• Exercise description: Leaving out any pictures, print the entries that follow exactly as they stand.

• Data for processing:
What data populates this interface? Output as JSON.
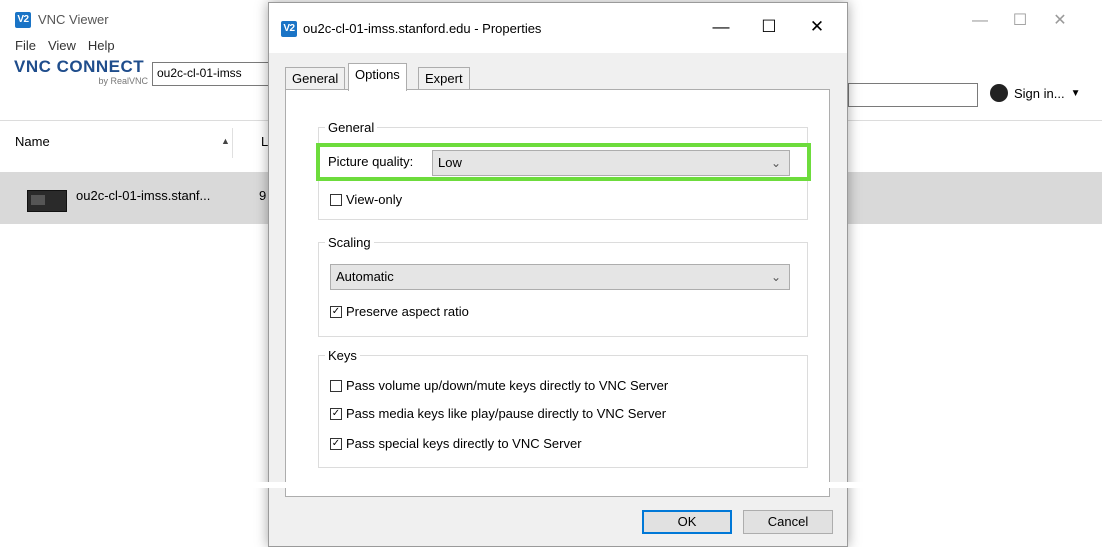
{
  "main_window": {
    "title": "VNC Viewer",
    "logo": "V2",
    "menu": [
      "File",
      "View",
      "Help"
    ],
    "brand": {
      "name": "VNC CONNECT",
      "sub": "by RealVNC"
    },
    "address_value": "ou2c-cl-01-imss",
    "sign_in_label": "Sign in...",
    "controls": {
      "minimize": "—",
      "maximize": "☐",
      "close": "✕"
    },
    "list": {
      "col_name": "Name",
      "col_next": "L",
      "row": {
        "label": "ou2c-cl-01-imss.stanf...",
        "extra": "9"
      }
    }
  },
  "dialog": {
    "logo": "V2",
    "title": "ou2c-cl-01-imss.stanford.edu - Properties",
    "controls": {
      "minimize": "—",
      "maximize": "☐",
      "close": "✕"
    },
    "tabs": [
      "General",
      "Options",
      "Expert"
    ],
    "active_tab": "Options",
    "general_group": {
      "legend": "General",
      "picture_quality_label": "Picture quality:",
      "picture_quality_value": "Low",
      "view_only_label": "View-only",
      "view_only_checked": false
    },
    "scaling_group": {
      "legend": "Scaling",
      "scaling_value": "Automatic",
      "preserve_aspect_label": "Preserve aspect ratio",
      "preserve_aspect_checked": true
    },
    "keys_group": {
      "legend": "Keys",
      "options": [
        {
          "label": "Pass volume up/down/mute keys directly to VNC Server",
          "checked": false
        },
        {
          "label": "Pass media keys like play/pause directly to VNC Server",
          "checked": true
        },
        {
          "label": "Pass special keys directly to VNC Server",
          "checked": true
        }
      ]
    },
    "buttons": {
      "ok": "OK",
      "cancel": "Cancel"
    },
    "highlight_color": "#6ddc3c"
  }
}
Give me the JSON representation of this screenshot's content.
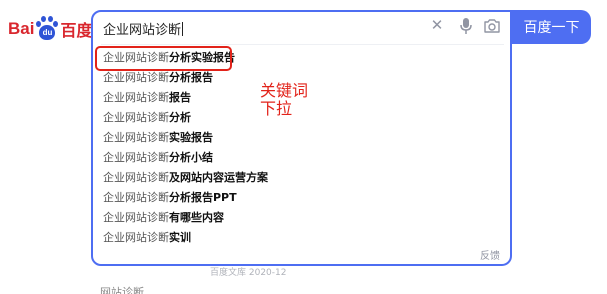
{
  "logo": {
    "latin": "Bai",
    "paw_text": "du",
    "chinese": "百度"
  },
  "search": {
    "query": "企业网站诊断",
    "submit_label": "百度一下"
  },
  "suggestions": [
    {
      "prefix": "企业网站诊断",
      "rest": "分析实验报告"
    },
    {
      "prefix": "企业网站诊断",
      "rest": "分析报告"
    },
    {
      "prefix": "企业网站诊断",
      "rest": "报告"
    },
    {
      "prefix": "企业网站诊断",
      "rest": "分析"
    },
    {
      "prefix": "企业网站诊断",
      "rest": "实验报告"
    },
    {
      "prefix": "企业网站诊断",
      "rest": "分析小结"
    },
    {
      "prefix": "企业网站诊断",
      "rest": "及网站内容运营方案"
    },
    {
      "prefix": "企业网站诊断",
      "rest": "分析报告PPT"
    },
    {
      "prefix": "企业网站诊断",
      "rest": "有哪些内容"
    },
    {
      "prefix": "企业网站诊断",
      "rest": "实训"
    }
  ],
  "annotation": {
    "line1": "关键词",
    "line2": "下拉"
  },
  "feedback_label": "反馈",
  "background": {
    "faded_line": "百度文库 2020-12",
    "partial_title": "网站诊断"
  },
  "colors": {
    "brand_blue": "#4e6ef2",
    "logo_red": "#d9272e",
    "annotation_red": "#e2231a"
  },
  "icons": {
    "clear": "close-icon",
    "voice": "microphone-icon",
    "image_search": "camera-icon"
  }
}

• Answer for this exercise:
What data populates this interface? Output as JSON.
{
  "main_window": {
    "title": "VNC Viewer",
    "logo": "V2",
    "menu": [
      "File",
      "View",
      "Help"
    ],
    "brand": {
      "name": "VNC CONNECT",
      "sub": "by RealVNC"
    },
    "address_value": "ou2c-cl-01-imss",
    "sign_in_label": "Sign in...",
    "controls": {
      "minimize": "—",
      "maximize": "☐",
      "close": "✕"
    },
    "list": {
      "col_name": "Name",
      "col_next": "L",
      "row": {
        "label": "ou2c-cl-01-imss.stanf...",
        "extra": "9"
      }
    }
  },
  "dialog": {
    "logo": "V2",
    "title": "ou2c-cl-01-imss.stanford.edu - Properties",
    "controls": {
      "minimize": "—",
      "maximize": "☐",
      "close": "✕"
    },
    "tabs": [
      "General",
      "Options",
      "Expert"
    ],
    "active_tab": "Options",
    "general_group": {
      "legend": "General",
      "picture_quality_label": "Picture quality:",
      "picture_quality_value": "Low",
      "view_only_label": "View-only",
      "view_only_checked": false
    },
    "scaling_group": {
      "legend": "Scaling",
      "scaling_value": "Automatic",
      "preserve_aspect_label": "Preserve aspect ratio",
      "preserve_aspect_checked": true
    },
    "keys_group": {
      "legend": "Keys",
      "options": [
        {
          "label": "Pass volume up/down/mute keys directly to VNC Server",
          "checked": false
        },
        {
          "label": "Pass media keys like play/pause directly to VNC Server",
          "checked": true
        },
        {
          "label": "Pass special keys directly to VNC Server",
          "checked": true
        }
      ]
    },
    "buttons": {
      "ok": "OK",
      "cancel": "Cancel"
    },
    "highlight_color": "#6ddc3c"
  }
}
Give me the JSON representation of this screenshot's content.
{
  "logo": {
    "latin": "Bai",
    "paw_text": "du",
    "chinese": "百度"
  },
  "search": {
    "query": "企业网站诊断",
    "submit_label": "百度一下"
  },
  "suggestions": [
    {
      "prefix": "企业网站诊断",
      "rest": "分析实验报告"
    },
    {
      "prefix": "企业网站诊断",
      "rest": "分析报告"
    },
    {
      "prefix": "企业网站诊断",
      "rest": "报告"
    },
    {
      "prefix": "企业网站诊断",
      "rest": "分析"
    },
    {
      "prefix": "企业网站诊断",
      "rest": "实验报告"
    },
    {
      "prefix": "企业网站诊断",
      "rest": "分析小结"
    },
    {
      "prefix": "企业网站诊断",
      "rest": "及网站内容运营方案"
    },
    {
      "prefix": "企业网站诊断",
      "rest": "分析报告PPT"
    },
    {
      "prefix": "企业网站诊断",
      "rest": "有哪些内容"
    },
    {
      "prefix": "企业网站诊断",
      "rest": "实训"
    }
  ],
  "annotation": {
    "line1": "关键词",
    "line2": "下拉"
  },
  "feedback_label": "反馈",
  "background": {
    "faded_line": "百度文库 2020-12",
    "partial_title": "网站诊断"
  },
  "colors": {
    "brand_blue": "#4e6ef2",
    "logo_red": "#d9272e",
    "annotation_red": "#e2231a"
  },
  "icons": {
    "clear": "close-icon",
    "voice": "microphone-icon",
    "image_search": "camera-icon"
  }
}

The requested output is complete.